Dataset rows describing interfaces
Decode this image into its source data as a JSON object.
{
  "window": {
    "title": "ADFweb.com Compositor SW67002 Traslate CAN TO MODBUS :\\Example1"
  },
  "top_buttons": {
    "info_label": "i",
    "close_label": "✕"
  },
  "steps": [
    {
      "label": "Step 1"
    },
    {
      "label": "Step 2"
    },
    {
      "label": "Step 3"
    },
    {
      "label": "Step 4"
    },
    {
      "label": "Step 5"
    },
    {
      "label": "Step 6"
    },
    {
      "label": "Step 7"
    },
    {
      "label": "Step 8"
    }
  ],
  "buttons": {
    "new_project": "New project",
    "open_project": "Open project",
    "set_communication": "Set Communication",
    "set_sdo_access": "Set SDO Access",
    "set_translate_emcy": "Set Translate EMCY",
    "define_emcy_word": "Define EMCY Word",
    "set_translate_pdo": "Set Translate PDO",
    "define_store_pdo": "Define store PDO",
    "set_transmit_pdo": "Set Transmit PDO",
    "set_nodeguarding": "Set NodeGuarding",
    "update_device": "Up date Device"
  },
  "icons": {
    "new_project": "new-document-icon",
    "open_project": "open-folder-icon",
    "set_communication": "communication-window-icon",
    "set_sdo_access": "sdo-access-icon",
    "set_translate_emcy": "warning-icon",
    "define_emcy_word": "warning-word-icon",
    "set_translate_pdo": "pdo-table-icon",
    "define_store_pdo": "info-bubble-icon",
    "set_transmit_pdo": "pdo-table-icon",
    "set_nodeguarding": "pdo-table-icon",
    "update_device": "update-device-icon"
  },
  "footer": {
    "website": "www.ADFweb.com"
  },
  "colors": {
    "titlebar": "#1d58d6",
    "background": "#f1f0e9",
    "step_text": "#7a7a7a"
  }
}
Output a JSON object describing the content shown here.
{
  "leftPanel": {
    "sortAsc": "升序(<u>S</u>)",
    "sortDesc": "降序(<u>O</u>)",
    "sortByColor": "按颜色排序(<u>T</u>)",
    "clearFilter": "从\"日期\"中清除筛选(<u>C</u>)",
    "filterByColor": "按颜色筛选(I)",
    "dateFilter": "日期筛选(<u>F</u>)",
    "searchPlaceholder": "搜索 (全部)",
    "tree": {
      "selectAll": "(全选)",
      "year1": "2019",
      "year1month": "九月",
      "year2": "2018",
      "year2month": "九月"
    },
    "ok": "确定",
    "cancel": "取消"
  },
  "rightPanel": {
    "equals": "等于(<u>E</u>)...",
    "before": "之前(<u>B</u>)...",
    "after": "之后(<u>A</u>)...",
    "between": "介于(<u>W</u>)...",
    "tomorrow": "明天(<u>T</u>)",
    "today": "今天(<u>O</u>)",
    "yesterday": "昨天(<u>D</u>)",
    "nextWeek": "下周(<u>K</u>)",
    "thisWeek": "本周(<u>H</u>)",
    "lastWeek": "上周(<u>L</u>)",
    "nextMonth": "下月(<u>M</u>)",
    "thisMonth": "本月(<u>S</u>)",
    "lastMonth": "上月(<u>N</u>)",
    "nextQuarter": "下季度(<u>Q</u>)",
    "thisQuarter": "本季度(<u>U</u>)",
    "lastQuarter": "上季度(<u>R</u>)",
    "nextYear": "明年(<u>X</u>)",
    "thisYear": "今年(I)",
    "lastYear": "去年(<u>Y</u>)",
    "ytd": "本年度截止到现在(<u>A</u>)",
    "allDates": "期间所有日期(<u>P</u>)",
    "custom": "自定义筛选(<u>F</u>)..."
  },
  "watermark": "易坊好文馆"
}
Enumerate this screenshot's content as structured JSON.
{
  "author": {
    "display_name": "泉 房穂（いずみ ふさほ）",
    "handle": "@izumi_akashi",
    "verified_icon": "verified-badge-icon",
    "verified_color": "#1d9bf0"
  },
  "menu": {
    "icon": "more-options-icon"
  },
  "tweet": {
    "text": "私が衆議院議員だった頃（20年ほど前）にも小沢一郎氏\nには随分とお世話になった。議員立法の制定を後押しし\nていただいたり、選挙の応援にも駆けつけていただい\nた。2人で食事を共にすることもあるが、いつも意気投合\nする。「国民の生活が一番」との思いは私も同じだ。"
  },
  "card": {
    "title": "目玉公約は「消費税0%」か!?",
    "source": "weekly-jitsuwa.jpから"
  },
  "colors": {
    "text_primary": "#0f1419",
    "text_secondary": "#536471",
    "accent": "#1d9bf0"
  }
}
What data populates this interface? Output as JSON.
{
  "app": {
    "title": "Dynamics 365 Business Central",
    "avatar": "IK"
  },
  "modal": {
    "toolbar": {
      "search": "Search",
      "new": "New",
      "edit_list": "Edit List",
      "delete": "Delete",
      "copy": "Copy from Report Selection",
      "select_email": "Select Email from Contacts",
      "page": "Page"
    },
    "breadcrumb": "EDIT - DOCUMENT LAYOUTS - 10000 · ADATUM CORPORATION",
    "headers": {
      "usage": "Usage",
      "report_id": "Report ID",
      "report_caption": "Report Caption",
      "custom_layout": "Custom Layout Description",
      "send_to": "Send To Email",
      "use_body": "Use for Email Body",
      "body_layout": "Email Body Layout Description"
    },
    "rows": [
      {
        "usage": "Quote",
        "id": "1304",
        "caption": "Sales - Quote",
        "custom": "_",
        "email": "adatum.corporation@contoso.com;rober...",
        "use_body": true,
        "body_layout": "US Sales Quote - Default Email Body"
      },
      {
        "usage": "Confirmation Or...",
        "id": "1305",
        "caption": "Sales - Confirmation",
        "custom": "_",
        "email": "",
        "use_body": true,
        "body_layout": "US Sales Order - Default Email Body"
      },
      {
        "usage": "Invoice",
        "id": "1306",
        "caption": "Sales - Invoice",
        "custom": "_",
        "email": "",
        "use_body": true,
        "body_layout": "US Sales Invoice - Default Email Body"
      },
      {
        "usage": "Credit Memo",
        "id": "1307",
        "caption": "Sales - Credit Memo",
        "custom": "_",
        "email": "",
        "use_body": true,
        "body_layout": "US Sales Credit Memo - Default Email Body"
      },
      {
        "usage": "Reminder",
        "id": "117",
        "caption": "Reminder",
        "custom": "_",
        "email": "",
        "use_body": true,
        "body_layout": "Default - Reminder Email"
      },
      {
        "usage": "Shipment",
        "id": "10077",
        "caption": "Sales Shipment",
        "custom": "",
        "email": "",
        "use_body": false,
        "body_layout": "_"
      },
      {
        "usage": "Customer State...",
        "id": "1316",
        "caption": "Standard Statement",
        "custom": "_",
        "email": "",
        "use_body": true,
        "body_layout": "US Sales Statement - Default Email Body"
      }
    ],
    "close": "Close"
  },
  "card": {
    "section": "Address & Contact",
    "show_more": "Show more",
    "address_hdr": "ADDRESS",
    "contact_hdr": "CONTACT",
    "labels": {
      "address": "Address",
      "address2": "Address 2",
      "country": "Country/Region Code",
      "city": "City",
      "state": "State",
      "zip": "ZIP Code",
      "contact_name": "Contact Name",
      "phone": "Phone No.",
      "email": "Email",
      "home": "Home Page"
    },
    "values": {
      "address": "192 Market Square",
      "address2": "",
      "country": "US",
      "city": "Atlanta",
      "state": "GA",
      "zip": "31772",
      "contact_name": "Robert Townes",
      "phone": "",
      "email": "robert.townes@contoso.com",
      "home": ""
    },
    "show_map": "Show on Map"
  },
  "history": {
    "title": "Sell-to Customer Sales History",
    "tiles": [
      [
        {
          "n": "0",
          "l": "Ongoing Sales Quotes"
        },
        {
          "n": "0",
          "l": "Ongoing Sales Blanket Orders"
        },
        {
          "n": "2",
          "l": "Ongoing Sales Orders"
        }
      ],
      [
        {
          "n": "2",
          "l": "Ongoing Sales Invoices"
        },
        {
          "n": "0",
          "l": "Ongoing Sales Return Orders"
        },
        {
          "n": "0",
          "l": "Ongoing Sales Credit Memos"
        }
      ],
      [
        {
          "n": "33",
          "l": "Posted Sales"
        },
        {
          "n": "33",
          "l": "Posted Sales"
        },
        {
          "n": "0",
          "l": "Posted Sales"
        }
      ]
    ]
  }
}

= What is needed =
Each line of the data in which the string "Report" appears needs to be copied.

= Reply to the task =
      "copy": "Copy from Report Selection",
      "report_id": "Report ID",
      "report_caption": "Report Caption",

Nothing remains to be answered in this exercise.